*** Block opens ***
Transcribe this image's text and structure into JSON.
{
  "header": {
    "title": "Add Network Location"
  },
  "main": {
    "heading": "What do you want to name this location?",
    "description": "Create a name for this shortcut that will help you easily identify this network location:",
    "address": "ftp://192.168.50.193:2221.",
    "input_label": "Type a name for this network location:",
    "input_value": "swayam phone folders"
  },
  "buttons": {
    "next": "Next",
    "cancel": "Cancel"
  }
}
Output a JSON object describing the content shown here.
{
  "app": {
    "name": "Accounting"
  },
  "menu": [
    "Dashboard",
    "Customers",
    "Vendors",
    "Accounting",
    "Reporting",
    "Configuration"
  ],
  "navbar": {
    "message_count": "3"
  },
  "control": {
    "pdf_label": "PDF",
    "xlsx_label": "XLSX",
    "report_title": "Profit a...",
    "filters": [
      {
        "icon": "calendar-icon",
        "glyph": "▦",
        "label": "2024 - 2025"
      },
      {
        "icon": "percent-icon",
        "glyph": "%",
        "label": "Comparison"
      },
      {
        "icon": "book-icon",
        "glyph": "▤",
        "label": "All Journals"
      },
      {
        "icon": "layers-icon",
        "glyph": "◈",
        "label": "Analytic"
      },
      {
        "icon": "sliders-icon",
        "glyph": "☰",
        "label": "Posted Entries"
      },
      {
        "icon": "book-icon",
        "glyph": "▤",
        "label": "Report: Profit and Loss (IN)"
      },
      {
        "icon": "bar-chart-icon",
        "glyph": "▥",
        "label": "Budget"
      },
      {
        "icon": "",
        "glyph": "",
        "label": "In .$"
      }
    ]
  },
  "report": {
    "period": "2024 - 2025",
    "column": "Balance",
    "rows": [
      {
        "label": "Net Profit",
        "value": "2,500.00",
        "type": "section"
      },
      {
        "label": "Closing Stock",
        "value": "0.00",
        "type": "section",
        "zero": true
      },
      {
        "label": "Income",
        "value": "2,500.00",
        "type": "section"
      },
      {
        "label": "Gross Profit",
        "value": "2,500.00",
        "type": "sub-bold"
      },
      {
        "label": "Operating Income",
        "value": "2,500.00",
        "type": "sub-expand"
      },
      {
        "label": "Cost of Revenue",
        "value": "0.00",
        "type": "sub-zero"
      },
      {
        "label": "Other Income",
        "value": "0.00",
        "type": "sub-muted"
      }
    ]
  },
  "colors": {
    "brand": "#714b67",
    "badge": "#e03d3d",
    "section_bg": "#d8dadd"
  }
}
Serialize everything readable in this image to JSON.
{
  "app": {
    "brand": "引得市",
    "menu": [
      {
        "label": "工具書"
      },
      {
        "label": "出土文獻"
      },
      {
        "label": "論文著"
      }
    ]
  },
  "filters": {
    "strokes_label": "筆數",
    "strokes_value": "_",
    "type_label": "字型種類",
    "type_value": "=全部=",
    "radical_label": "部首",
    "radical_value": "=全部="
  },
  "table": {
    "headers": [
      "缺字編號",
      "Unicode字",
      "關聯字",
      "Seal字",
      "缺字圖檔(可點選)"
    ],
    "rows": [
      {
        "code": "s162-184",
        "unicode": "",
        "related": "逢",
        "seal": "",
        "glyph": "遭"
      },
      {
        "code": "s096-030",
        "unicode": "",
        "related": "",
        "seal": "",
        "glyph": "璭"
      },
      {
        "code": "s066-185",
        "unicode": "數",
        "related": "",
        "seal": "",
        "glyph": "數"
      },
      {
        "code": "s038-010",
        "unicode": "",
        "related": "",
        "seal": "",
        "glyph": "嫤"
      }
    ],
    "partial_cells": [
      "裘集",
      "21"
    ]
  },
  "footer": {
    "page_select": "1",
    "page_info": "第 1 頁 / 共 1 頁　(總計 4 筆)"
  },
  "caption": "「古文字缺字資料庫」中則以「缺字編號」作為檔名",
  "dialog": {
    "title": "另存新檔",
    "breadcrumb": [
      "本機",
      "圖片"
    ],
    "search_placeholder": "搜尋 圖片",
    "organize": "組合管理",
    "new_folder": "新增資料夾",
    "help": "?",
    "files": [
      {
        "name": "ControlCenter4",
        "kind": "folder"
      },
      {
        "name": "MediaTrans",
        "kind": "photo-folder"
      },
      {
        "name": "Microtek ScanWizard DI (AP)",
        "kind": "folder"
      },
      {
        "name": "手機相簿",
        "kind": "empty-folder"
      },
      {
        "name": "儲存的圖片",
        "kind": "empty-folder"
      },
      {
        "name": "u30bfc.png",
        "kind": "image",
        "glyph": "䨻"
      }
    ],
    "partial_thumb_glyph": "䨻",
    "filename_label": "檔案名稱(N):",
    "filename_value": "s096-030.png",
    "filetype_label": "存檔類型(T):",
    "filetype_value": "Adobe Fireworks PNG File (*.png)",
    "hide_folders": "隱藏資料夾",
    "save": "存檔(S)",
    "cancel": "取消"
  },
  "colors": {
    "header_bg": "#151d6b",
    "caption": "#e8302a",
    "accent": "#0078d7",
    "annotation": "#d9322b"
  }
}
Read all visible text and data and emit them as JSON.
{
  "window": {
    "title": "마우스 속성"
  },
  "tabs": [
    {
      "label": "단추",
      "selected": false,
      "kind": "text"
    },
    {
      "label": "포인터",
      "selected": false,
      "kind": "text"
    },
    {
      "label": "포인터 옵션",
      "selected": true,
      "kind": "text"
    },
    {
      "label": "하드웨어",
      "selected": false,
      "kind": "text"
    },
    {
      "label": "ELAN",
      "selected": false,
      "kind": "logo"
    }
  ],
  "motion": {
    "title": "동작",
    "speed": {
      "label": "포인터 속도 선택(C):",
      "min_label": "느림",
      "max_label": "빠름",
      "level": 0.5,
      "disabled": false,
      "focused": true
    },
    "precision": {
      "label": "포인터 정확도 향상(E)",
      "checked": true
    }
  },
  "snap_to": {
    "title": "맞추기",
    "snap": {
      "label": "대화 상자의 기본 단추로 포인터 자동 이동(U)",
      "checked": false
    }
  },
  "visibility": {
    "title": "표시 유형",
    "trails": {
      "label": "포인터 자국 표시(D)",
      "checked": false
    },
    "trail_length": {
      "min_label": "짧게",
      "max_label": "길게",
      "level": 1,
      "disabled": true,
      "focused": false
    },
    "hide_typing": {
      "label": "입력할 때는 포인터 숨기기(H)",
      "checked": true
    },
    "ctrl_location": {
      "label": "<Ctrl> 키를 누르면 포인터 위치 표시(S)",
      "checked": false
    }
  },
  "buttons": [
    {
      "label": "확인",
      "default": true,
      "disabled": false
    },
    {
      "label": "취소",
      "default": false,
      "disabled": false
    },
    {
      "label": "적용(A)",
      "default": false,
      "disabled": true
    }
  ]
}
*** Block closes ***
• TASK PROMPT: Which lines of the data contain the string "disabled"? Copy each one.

• WORKED SOLUTION:
      "disabled": false,
      "disabled": true,
      "disabled": false
      "disabled": false
      "disabled": true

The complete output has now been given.